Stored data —
# # # #

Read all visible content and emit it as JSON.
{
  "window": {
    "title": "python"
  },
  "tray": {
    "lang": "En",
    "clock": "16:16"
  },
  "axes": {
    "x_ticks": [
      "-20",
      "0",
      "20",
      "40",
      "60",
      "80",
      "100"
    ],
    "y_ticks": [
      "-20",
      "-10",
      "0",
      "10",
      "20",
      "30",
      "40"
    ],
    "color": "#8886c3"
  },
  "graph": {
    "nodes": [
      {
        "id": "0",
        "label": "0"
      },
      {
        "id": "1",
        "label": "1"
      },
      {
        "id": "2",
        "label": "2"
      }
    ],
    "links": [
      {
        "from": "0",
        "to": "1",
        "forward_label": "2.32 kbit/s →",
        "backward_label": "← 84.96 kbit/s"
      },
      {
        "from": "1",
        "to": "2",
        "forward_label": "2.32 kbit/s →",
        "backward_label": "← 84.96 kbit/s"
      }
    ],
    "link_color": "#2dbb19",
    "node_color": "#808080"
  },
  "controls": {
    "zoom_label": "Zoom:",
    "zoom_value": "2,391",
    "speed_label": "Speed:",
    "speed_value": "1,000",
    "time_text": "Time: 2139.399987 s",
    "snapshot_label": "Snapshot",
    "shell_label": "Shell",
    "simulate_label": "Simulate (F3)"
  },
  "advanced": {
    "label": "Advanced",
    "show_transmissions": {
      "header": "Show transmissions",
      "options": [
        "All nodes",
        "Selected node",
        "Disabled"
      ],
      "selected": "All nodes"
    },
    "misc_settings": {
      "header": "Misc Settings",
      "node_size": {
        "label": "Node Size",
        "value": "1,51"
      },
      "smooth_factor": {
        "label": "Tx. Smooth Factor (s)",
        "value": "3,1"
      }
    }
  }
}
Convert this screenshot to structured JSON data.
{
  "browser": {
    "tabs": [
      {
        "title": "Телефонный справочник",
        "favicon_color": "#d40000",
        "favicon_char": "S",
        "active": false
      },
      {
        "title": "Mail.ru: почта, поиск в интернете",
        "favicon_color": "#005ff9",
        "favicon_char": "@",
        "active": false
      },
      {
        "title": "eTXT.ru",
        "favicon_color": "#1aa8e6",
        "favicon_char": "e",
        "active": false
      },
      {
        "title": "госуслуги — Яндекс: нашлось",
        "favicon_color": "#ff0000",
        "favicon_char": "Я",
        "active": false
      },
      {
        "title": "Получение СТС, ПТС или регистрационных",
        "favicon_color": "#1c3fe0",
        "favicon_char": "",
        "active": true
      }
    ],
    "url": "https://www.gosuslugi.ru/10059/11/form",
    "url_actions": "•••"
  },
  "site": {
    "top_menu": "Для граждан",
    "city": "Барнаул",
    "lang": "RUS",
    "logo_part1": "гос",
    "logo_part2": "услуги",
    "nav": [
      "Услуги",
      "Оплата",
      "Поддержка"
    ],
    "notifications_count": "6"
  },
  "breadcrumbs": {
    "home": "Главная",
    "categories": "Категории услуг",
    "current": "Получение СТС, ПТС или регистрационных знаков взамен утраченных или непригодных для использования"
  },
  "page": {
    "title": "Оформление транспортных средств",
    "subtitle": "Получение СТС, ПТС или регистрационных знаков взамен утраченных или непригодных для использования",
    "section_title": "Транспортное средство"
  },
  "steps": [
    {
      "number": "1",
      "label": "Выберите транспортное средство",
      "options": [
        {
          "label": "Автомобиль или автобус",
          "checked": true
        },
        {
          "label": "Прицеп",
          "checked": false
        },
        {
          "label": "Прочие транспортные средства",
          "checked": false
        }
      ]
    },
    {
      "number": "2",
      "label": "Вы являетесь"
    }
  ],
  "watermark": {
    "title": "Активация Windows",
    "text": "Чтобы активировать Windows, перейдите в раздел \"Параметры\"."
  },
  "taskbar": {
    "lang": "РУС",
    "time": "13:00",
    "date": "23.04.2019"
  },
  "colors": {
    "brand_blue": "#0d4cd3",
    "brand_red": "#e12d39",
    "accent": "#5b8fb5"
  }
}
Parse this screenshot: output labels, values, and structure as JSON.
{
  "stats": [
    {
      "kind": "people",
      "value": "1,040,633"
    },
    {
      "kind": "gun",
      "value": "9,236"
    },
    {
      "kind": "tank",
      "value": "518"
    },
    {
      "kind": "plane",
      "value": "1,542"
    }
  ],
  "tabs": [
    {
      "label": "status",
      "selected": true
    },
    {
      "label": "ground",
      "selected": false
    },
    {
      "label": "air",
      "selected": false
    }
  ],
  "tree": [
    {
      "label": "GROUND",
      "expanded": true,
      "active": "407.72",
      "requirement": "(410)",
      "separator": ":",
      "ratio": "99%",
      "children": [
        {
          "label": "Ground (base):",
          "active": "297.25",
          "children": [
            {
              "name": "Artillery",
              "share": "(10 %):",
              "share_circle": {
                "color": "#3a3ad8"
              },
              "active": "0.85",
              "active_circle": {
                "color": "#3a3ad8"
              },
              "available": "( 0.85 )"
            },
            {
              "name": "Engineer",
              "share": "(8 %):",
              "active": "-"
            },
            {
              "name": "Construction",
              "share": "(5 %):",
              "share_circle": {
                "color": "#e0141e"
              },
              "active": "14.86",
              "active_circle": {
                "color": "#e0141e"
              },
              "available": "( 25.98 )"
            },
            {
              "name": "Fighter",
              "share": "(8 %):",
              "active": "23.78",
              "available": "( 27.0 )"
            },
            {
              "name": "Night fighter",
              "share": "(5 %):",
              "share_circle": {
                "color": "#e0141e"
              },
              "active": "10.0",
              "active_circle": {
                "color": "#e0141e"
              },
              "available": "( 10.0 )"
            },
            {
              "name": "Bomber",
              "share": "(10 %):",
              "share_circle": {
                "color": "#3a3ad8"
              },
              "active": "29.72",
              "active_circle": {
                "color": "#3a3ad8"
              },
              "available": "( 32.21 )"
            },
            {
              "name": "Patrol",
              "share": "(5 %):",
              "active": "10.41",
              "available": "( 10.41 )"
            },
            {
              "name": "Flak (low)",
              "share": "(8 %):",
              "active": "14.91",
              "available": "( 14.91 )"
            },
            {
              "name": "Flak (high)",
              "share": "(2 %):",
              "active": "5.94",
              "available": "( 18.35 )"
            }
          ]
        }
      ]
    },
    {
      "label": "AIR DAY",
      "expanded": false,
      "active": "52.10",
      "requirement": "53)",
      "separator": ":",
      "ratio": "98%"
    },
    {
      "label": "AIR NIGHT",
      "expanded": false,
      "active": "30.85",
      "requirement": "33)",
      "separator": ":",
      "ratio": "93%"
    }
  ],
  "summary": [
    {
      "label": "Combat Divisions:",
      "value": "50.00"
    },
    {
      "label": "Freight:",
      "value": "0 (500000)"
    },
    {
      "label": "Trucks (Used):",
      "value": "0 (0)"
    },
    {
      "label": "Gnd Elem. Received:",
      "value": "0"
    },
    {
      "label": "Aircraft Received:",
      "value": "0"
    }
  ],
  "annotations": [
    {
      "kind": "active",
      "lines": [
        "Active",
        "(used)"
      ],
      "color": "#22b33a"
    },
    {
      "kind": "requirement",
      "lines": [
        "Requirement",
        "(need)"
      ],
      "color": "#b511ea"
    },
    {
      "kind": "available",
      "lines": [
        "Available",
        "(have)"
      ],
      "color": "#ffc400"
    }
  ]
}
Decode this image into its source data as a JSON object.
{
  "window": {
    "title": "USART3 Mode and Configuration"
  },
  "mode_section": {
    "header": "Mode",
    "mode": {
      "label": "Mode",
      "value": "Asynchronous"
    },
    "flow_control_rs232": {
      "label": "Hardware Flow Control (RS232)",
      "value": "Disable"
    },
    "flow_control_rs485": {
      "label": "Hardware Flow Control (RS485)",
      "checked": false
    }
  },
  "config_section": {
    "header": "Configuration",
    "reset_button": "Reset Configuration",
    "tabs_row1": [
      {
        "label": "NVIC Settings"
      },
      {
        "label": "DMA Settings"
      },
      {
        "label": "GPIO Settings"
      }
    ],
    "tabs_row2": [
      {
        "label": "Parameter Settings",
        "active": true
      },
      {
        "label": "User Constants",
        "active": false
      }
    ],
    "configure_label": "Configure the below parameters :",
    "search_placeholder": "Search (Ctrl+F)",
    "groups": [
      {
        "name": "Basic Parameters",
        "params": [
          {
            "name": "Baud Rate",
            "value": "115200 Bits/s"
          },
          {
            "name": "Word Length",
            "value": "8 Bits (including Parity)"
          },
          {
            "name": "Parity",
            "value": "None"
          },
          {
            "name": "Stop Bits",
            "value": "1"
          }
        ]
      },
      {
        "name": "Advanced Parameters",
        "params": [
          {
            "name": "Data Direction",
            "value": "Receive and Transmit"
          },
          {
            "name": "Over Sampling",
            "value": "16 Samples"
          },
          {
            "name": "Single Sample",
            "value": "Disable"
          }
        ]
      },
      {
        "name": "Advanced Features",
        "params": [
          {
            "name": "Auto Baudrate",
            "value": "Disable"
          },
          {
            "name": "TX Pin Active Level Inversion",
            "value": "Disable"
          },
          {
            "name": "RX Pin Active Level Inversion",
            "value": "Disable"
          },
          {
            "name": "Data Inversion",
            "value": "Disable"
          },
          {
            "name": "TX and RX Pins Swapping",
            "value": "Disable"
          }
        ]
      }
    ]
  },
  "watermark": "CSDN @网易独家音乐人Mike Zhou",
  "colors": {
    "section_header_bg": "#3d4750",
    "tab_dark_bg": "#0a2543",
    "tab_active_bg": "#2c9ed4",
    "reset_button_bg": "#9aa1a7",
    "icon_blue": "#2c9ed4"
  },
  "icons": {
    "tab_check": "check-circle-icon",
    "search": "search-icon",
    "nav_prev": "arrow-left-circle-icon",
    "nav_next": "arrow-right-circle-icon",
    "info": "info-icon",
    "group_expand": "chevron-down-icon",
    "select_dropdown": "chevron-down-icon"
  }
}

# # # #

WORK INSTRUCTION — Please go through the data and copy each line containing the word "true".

SOLUTION TO THIS EXERCISE —
        "active": true
          "checked": true
      "selected": true
      "expanded": true,
        "active": true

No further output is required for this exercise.